A couple of months ago, the American public showed they had enough of a story after Jim Gray, a sportscaster with NBC, during a pre World Series celebration attempted to badger Pete Rose, the former great baseball player, into admitting guilt about his alledged involvement in gambling activities. The public reaction was swift. NBC telephone lines were lit up with phone calls. The Yankees, the winning team of the game that night, shunned Jim Gray when he attempted to obtain a post game interview. Subsequently, talks about the incident filled up the airwaves of mainstream media and talk radio everywhere where it was pointed out that the public generally believed that Pete Rose is guilty of the gambling charges but they (the public) have had enough. Consequently, Pete became the darling of the media, making the rounds on several major television shows and the public reaction even prompted President Clinton just this past week to say that he thought Pete Rose ought to be in!
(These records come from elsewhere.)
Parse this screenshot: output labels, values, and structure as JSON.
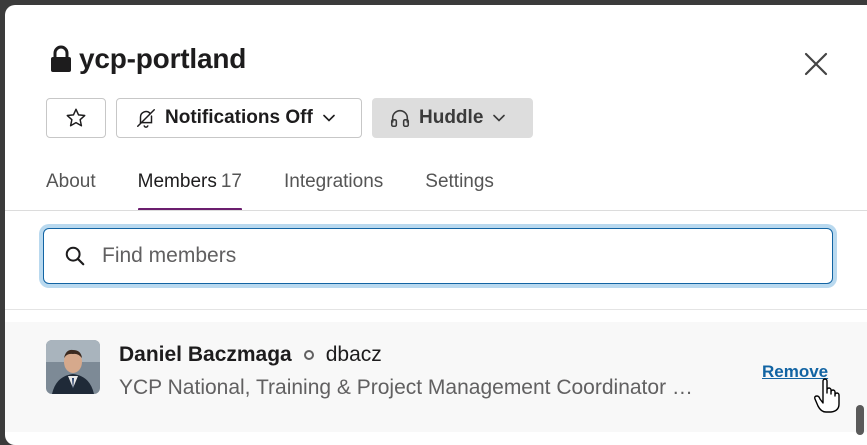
{
  "channel": {
    "name": "ycp-portland",
    "lock_icon": "lock-icon"
  },
  "actions": {
    "star_icon": "star-icon",
    "notifications_label": "Notifications Off",
    "notifications_icon": "bell-off-icon",
    "huddle_label": "Huddle",
    "huddle_icon": "headphones-icon"
  },
  "tabs": [
    {
      "label": "About"
    },
    {
      "label": "Members",
      "count": "17",
      "active": true
    },
    {
      "label": "Integrations"
    },
    {
      "label": "Settings"
    }
  ],
  "search": {
    "placeholder": "Find members",
    "value": ""
  },
  "members": [
    {
      "name": "Daniel Baczmaga",
      "handle": "dbacz",
      "title": "YCP National, Training & Project Management Coordinator …",
      "action_label": "Remove"
    }
  ],
  "colors": {
    "accent_tab": "#6b1e6e",
    "link": "#1264a3",
    "focus_ring": "#b9d9ef"
  }
}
cluded into baseball Hall of Fame. Something he probably would not have said prior to the public reaction. I suspect it will be a long time before any reporter will find it necessary to bring up that subject again. As you can see people can "have enough already" even when the "hard facts" are there.
But Greg is right, my campaign would probably not work because those same people who reacted to the Pete Rose affair would not be sympathetic to our cause. They will probably view it as another case of "demented political correctness". After all, Haiti is no great American sports icon. How dare these Haitians to be telling the press they are tired of the continuous negative characterization of their country? Are they not aware that that is the reserved domain of the priviledged ones? They ought to shut up and concentrate on meeting their basic survival needs just like other minority groups. And so, the elitist press would have ignored our concerns and continue in their quest to enlighten their "educated" readers about the geography and economic conditions of the "poorest nation in the western hemisphere."
Oh silly me. I dared to dream.